• Exercise details:
In the entries below, find the lines that contain the word "true" and copy them.

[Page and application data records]
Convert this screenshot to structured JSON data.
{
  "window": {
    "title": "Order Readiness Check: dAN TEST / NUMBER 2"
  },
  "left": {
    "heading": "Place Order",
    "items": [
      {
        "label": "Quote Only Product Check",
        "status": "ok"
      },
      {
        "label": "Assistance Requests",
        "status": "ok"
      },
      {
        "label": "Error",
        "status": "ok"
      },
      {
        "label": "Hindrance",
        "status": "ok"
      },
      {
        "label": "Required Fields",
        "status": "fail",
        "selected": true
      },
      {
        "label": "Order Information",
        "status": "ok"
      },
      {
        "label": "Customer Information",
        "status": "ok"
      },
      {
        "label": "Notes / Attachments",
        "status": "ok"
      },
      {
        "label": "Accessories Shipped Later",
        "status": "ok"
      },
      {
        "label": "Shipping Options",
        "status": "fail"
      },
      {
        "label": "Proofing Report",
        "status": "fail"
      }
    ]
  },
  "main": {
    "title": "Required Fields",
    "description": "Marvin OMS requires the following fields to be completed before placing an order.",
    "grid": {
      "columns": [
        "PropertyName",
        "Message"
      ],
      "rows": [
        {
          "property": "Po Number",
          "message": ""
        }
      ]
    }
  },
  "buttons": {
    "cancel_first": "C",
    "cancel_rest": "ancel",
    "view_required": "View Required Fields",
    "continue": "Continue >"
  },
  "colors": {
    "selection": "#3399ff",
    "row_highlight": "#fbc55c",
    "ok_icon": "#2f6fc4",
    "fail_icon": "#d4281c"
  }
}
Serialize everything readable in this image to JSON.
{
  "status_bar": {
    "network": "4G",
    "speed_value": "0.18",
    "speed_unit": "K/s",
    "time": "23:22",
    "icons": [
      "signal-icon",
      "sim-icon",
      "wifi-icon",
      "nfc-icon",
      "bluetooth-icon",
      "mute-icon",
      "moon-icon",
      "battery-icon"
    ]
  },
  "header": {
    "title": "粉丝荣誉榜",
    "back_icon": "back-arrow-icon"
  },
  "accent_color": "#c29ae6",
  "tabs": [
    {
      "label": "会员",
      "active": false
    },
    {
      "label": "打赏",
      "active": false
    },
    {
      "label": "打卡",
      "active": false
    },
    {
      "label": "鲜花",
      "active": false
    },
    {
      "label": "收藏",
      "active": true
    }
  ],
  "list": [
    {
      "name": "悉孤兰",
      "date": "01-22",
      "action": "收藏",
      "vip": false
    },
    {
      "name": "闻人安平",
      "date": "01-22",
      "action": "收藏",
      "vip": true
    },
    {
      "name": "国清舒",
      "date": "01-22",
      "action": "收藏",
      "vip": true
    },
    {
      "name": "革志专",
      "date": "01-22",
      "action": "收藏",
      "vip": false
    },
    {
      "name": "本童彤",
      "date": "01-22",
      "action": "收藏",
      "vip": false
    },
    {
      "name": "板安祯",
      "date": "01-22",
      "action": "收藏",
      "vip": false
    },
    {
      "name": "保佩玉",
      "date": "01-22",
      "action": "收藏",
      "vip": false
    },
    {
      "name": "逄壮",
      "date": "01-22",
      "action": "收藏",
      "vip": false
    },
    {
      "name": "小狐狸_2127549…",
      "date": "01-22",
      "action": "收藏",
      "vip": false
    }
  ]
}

• Response:
        "selected": true
      "active": true
      "vip": true
      "vip": true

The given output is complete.